[Entries from a dataset of interfaces]
Start of Block

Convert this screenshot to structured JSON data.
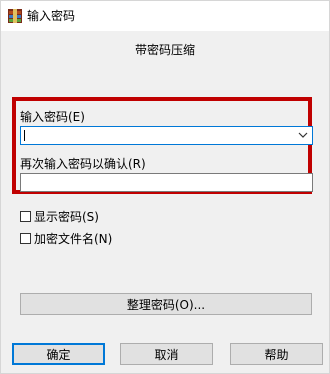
{
  "window": {
    "title": "输入密码",
    "icon": "archive-icon"
  },
  "heading": "带密码压缩",
  "password_field": {
    "label": "输入密码(E)",
    "value": ""
  },
  "confirm_field": {
    "label": "再次输入密码以确认(R)",
    "value": ""
  },
  "options": [
    {
      "label": "显示密码(S)",
      "checked": false
    },
    {
      "label": "加密文件名(N)",
      "checked": false
    }
  ],
  "buttons": {
    "organize": "整理密码(O)...",
    "ok": "确定",
    "cancel": "取消",
    "help": "帮助"
  },
  "colors": {
    "highlight": "#c00000",
    "focus": "#0078d7",
    "dialog_bg": "#f0f0f0"
  }
}
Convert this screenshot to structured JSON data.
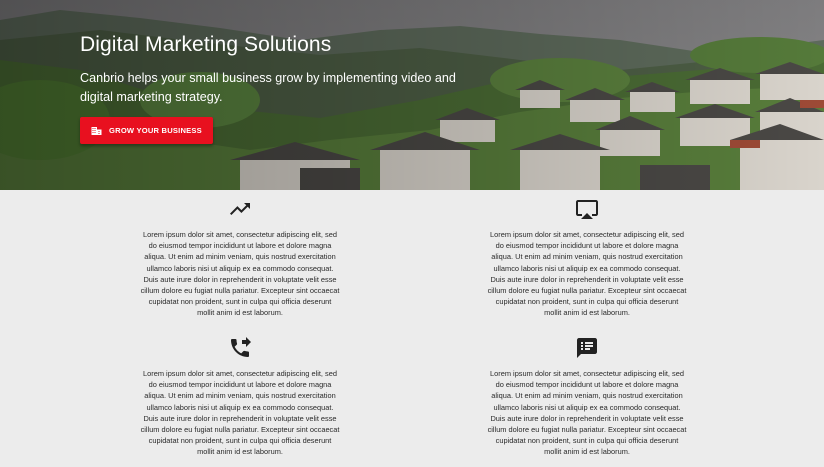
{
  "hero": {
    "title": "Digital Marketing Solutions",
    "subtitle": "Canbrio helps your small business grow by implementing video and digital marketing strategy.",
    "cta_label": "GROW YOUR BUSINESS",
    "cta_icon": "building-icon",
    "accent_color": "#e8101f"
  },
  "features": [
    {
      "icon": "trending-up-icon",
      "text": "Lorem ipsum dolor sit amet, consectetur adipiscing elit, sed do eiusmod tempor incididunt ut labore et dolore magna aliqua. Ut enim ad minim veniam, quis nostrud exercitation ullamco laboris nisi ut aliquip ex ea commodo consequat. Duis aute irure dolor in reprehenderit in voluptate velit esse cillum dolore eu fugiat nulla pariatur. Excepteur sint occaecat cupidatat non proident, sunt in culpa qui officia deserunt mollit anim id est laborum."
    },
    {
      "icon": "airplay-icon",
      "text": "Lorem ipsum dolor sit amet, consectetur adipiscing elit, sed do eiusmod tempor incididunt ut labore et dolore magna aliqua. Ut enim ad minim veniam, quis nostrud exercitation ullamco laboris nisi ut aliquip ex ea commodo consequat. Duis aute irure dolor in reprehenderit in voluptate velit esse cillum dolore eu fugiat nulla pariatur. Excepteur sint occaecat cupidatat non proident, sunt in culpa qui officia deserunt mollit anim id est laborum."
    },
    {
      "icon": "phone-forwarded-icon",
      "text": "Lorem ipsum dolor sit amet, consectetur adipiscing elit, sed do eiusmod tempor incididunt ut labore et dolore magna aliqua. Ut enim ad minim veniam, quis nostrud exercitation ullamco laboris nisi ut aliquip ex ea commodo consequat. Duis aute irure dolor in reprehenderit in voluptate velit esse cillum dolore eu fugiat nulla pariatur. Excepteur sint occaecat cupidatat non proident, sunt in culpa qui officia deserunt mollit anim id est laborum."
    },
    {
      "icon": "chat-list-icon",
      "text": "Lorem ipsum dolor sit amet, consectetur adipiscing elit, sed do eiusmod tempor incididunt ut labore et dolore magna aliqua. Ut enim ad minim veniam, quis nostrud exercitation ullamco laboris nisi ut aliquip ex ea commodo consequat. Duis aute irure dolor in reprehenderit in voluptate velit esse cillum dolore eu fugiat nulla pariatur. Excepteur sint occaecat cupidatat non proident, sunt in culpa qui officia deserunt mollit anim id est laborum."
    }
  ]
}
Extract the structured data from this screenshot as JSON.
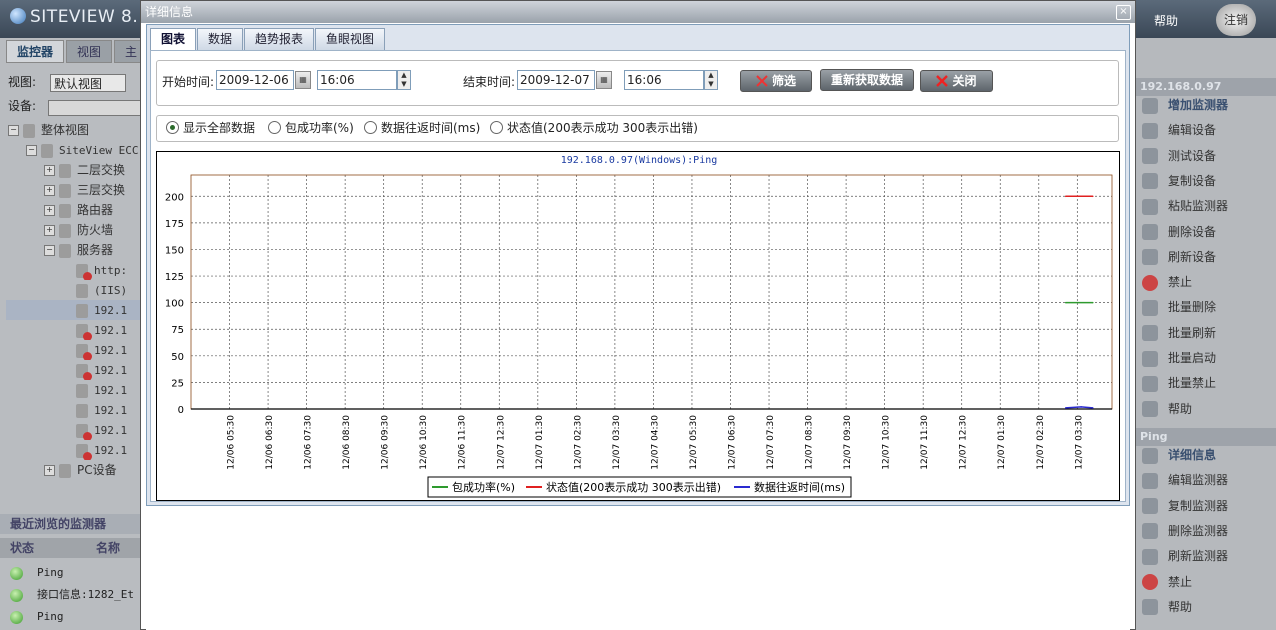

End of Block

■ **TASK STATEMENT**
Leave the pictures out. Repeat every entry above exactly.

■ **RESULT FOR THIS TASK**
Convert this screenshot to structured JSON data.
{
  "window": {
    "title": "输入密码",
    "icon": "archive-icon"
  },
  "heading": "带密码压缩",
  "password_field": {
    "label": "输入密码(E)",
    "value": ""
  },
  "confirm_field": {
    "label": "再次输入密码以确认(R)",
    "value": ""
  },
  "options": [
    {
      "label": "显示密码(S)",
      "checked": false
    },
    {
      "label": "加密文件名(N)",
      "checked": false
    }
  ],
  "buttons": {
    "organize": "整理密码(O)...",
    "ok": "确定",
    "cancel": "取消",
    "help": "帮助"
  },
  "colors": {
    "highlight": "#c00000",
    "focus": "#0078d7",
    "dialog_bg": "#f0f0f0"
  }
}
Convert this screenshot to structured JSON data.
{
  "hero": {
    "title": "Digital Marketing Solutions",
    "subtitle": "Canbrio helps your small business grow by implementing video and digital marketing strategy.",
    "cta_label": "GROW YOUR BUSINESS",
    "cta_icon": "building-icon",
    "accent_color": "#e8101f"
  },
  "features": [
    {
      "icon": "trending-up-icon",
      "text": "Lorem ipsum dolor sit amet, consectetur adipiscing elit, sed do eiusmod tempor incididunt ut labore et dolore magna aliqua. Ut enim ad minim veniam, quis nostrud exercitation ullamco laboris nisi ut aliquip ex ea commodo consequat. Duis aute irure dolor in reprehenderit in voluptate velit esse cillum dolore eu fugiat nulla pariatur. Excepteur sint occaecat cupidatat non proident, sunt in culpa qui officia deserunt mollit anim id est laborum."
    },
    {
      "icon": "airplay-icon",
      "text": "Lorem ipsum dolor sit amet, consectetur adipiscing elit, sed do eiusmod tempor incididunt ut labore et dolore magna aliqua. Ut enim ad minim veniam, quis nostrud exercitation ullamco laboris nisi ut aliquip ex ea commodo consequat. Duis aute irure dolor in reprehenderit in voluptate velit esse cillum dolore eu fugiat nulla pariatur. Excepteur sint occaecat cupidatat non proident, sunt in culpa qui officia deserunt mollit anim id est laborum."
    },
    {
      "icon": "phone-forwarded-icon",
      "text": "Lorem ipsum dolor sit amet, consectetur adipiscing elit, sed do eiusmod tempor incididunt ut labore et dolore magna aliqua. Ut enim ad minim veniam, quis nostrud exercitation ullamco laboris nisi ut aliquip ex ea commodo consequat. Duis aute irure dolor in reprehenderit in voluptate velit esse cillum dolore eu fugiat nulla pariatur. Excepteur sint occaecat cupidatat non proident, sunt in culpa qui officia deserunt mollit anim id est laborum."
    },
    {
      "icon": "chat-list-icon",
      "text": "Lorem ipsum dolor sit amet, consectetur adipiscing elit, sed do eiusmod tempor incididunt ut labore et dolore magna aliqua. Ut enim ad minim veniam, quis nostrud exercitation ullamco laboris nisi ut aliquip ex ea commodo consequat. Duis aute irure dolor in reprehenderit in voluptate velit esse cillum dolore eu fugiat nulla pariatur. Excepteur sint occaecat cupidatat non proident, sunt in culpa qui officia deserunt mollit anim id est laborum."
    }
  ]
}
Extract the structured data from this screenshot as JSON.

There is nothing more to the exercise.